▽

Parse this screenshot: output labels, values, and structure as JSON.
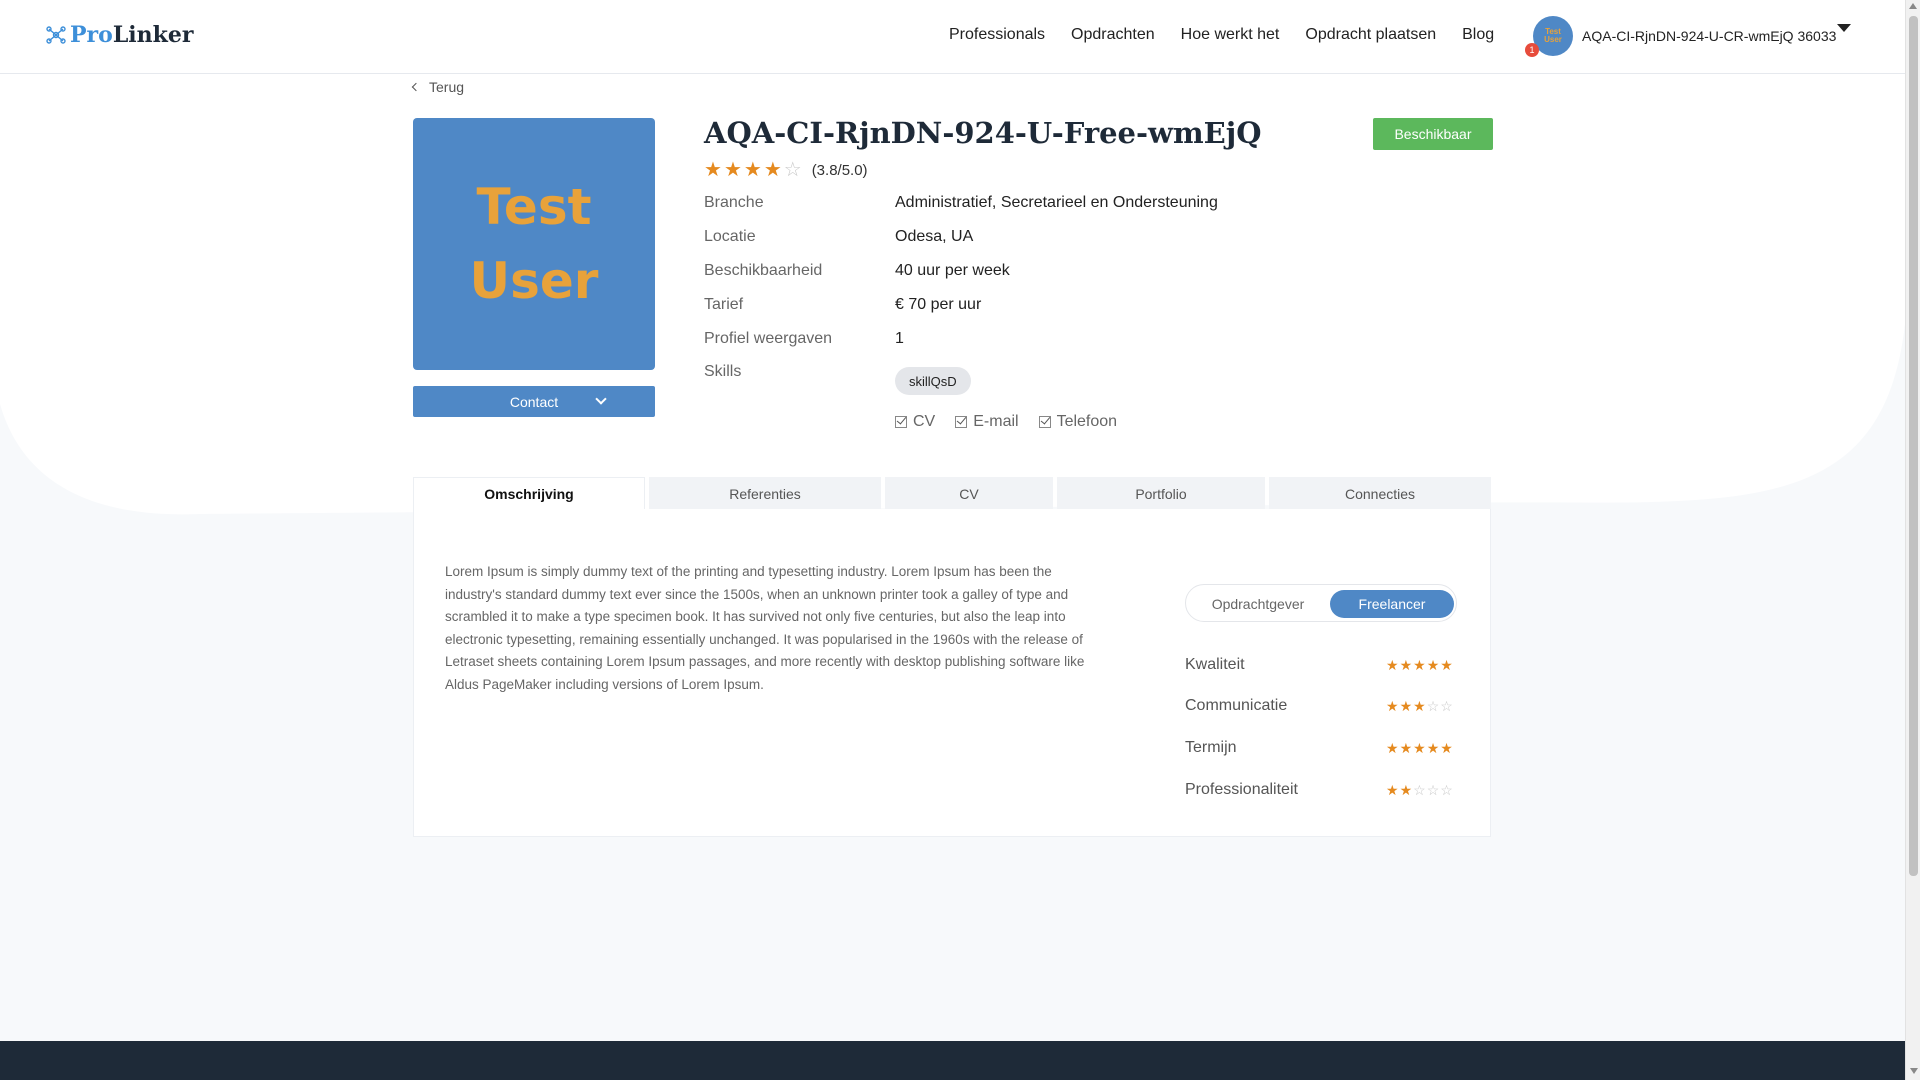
{
  "header": {
    "logo_pro": "Pro",
    "logo_linker": "Linker",
    "nav": [
      "Professionals",
      "Opdrachten",
      "Hoe werkt het",
      "Opdracht plaatsen",
      "Blog"
    ],
    "avatar_line1": "Test",
    "avatar_line2": "User",
    "notification_count": "1",
    "user_name": "AQA-CI-RjnDN-924-U-CR-wmEjQ 36033"
  },
  "back_label": "Terug",
  "profile": {
    "image_line1": "Test",
    "image_line2": "User",
    "contact_label": "Contact",
    "name": "AQA-CI-RjnDN-924-U-Free-wmEjQ",
    "rating_value": 3.8,
    "rating_text": "(3.8/5.0)",
    "status_label": "Beschikbaar",
    "status_color": "#5cb85c",
    "info": [
      {
        "label": "Branche",
        "value": "Administratief, Secretarieel en Ondersteuning"
      },
      {
        "label": "Locatie",
        "value": "Odesa, UA"
      },
      {
        "label": "Beschikbaarheid",
        "value": "40 uur per week"
      },
      {
        "label": "Tarief",
        "value": "€ 70 per uur"
      },
      {
        "label": "Profiel weergaven",
        "value": "1"
      },
      {
        "label": "Skills",
        "value": ""
      }
    ],
    "skills": [
      "skillQsD"
    ],
    "documents": [
      "CV",
      "E-mail",
      "Telefoon"
    ]
  },
  "tabs": [
    {
      "label": "Omschrijving",
      "active": true
    },
    {
      "label": "Referenties",
      "active": false
    },
    {
      "label": "CV",
      "active": false
    },
    {
      "label": "Portfolio",
      "active": false
    },
    {
      "label": "Connecties",
      "active": false
    }
  ],
  "description": "Lorem Ipsum is simply dummy text of the printing and typesetting industry. Lorem Ipsum has been the industry's standard dummy text ever since the 1500s, when an unknown printer took a galley of type and scrambled it to make a type specimen book. It has survived not only five centuries, but also the leap into electronic typesetting, remaining essentially unchanged. It was popularised in the 1960s with the release of Letraset sheets containing Lorem Ipsum passages, and more recently with desktop publishing software like Aldus PageMaker including versions of Lorem Ipsum.",
  "toggle": {
    "left": "Opdrachtgever",
    "right": "Freelancer",
    "selected": "Freelancer"
  },
  "criteria": [
    {
      "label": "Kwaliteit",
      "stars": 5
    },
    {
      "label": "Communicatie",
      "stars": 3
    },
    {
      "label": "Termijn",
      "stars": 5
    },
    {
      "label": "Professionaliteit",
      "stars": 2
    }
  ],
  "colors": {
    "accent": "#4f88c6",
    "star": "#e58a1f",
    "footer": "#1e2a38"
  }
}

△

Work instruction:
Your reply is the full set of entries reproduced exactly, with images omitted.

Result of the exercise:
Parse this screenshot: output labels, values, and structure as JSON.
{
  "header": {
    "logo_pro": "Pro",
    "logo_linker": "Linker",
    "nav": [
      "Professionals",
      "Opdrachten",
      "Hoe werkt het",
      "Opdracht plaatsen",
      "Blog"
    ],
    "avatar_line1": "Test",
    "avatar_line2": "User",
    "notification_count": "1",
    "user_name": "AQA-CI-RjnDN-924-U-CR-wmEjQ 36033"
  },
  "back_label": "Terug",
  "profile": {
    "image_line1": "Test",
    "image_line2": "User",
    "contact_label": "Contact",
    "name": "AQA-CI-RjnDN-924-U-Free-wmEjQ",
    "rating_value": 3.8,
    "rating_text": "(3.8/5.0)",
    "status_label": "Beschikbaar",
    "status_color": "#5cb85c",
    "info": [
      {
        "label": "Branche",
        "value": "Administratief, Secretarieel en Ondersteuning"
      },
      {
        "label": "Locatie",
        "value": "Odesa, UA"
      },
      {
        "label": "Beschikbaarheid",
        "value": "40 uur per week"
      },
      {
        "label": "Tarief",
        "value": "€ 70 per uur"
      },
      {
        "label": "Profiel weergaven",
        "value": "1"
      },
      {
        "label": "Skills",
        "value": ""
      }
    ],
    "skills": [
      "skillQsD"
    ],
    "documents": [
      "CV",
      "E-mail",
      "Telefoon"
    ]
  },
  "tabs": [
    {
      "label": "Omschrijving",
      "active": true
    },
    {
      "label": "Referenties",
      "active": false
    },
    {
      "label": "CV",
      "active": false
    },
    {
      "label": "Portfolio",
      "active": false
    },
    {
      "label": "Connecties",
      "active": false
    }
  ],
  "description": "Lorem Ipsum is simply dummy text of the printing and typesetting industry. Lorem Ipsum has been the industry's standard dummy text ever since the 1500s, when an unknown printer took a galley of type and scrambled it to make a type specimen book. It has survived not only five centuries, but also the leap into electronic typesetting, remaining essentially unchanged. It was popularised in the 1960s with the release of Letraset sheets containing Lorem Ipsum passages, and more recently with desktop publishing software like Aldus PageMaker including versions of Lorem Ipsum.",
  "toggle": {
    "left": "Opdrachtgever",
    "right": "Freelancer",
    "selected": "Freelancer"
  },
  "criteria": [
    {
      "label": "Kwaliteit",
      "stars": 5
    },
    {
      "label": "Communicatie",
      "stars": 3
    },
    {
      "label": "Termijn",
      "stars": 5
    },
    {
      "label": "Professionaliteit",
      "stars": 2
    }
  ],
  "colors": {
    "accent": "#4f88c6",
    "star": "#e58a1f",
    "footer": "#1e2a38"
  }
}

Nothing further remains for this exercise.